Directions> Where does the word "строку" occur in the data below? Copy each line that holds it.

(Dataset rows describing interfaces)
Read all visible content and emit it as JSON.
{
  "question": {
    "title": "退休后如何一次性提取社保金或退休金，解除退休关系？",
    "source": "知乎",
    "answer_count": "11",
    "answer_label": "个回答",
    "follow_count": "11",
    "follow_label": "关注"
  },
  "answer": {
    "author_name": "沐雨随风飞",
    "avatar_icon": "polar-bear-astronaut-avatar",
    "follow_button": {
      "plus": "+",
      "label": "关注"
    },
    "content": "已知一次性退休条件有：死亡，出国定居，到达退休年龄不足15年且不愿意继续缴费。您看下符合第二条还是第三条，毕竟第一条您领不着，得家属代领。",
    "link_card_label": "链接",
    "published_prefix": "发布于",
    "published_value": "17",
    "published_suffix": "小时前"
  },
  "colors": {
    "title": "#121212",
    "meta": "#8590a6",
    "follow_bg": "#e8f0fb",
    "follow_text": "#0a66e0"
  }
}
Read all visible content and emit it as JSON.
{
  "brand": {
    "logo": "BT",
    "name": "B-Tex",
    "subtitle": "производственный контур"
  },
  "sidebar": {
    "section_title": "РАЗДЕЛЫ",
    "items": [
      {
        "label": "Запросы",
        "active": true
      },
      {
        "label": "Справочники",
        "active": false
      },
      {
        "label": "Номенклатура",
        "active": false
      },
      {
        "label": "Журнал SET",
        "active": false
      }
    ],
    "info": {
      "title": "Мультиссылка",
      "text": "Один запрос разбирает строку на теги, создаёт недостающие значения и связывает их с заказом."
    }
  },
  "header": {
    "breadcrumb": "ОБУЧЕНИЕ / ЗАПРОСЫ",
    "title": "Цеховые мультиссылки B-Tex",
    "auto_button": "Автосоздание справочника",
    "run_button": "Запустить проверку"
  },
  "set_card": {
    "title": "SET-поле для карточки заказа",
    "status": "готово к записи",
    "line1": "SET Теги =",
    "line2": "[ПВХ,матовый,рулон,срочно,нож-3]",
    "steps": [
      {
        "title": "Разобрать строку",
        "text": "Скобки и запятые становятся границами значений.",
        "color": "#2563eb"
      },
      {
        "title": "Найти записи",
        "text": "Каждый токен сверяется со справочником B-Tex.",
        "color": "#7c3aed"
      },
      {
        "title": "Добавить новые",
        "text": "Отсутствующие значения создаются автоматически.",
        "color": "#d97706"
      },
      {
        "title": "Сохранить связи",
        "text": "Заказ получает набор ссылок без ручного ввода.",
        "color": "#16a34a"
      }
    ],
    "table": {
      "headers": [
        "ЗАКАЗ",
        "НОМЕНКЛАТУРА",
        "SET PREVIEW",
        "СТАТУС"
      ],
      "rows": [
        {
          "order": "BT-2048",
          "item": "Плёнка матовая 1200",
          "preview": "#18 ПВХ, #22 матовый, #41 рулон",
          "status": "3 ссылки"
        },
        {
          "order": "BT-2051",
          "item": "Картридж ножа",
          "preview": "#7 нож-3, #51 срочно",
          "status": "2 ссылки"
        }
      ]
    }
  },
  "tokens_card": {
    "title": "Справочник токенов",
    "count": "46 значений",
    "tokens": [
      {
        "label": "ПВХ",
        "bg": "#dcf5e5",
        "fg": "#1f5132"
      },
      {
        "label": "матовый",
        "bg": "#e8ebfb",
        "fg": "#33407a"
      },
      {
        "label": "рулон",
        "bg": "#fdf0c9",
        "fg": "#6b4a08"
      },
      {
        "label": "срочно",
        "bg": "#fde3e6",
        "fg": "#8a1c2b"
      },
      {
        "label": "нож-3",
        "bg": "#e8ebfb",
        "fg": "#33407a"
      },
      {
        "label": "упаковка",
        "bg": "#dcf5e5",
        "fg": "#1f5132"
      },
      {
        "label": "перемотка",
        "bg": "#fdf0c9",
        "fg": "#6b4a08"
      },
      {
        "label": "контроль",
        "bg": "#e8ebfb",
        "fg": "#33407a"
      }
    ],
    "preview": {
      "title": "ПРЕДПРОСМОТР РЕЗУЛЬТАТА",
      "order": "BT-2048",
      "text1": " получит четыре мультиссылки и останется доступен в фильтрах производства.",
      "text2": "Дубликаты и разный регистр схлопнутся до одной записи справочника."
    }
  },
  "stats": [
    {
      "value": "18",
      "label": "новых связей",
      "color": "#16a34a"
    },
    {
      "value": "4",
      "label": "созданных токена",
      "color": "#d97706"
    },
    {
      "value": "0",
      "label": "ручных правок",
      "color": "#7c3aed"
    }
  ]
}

Task answer>
      "text": "Один запрос разбирает строку на теги, создаёт недостающие значения и связывает их с заказом."
        "title": "Разобрать строку",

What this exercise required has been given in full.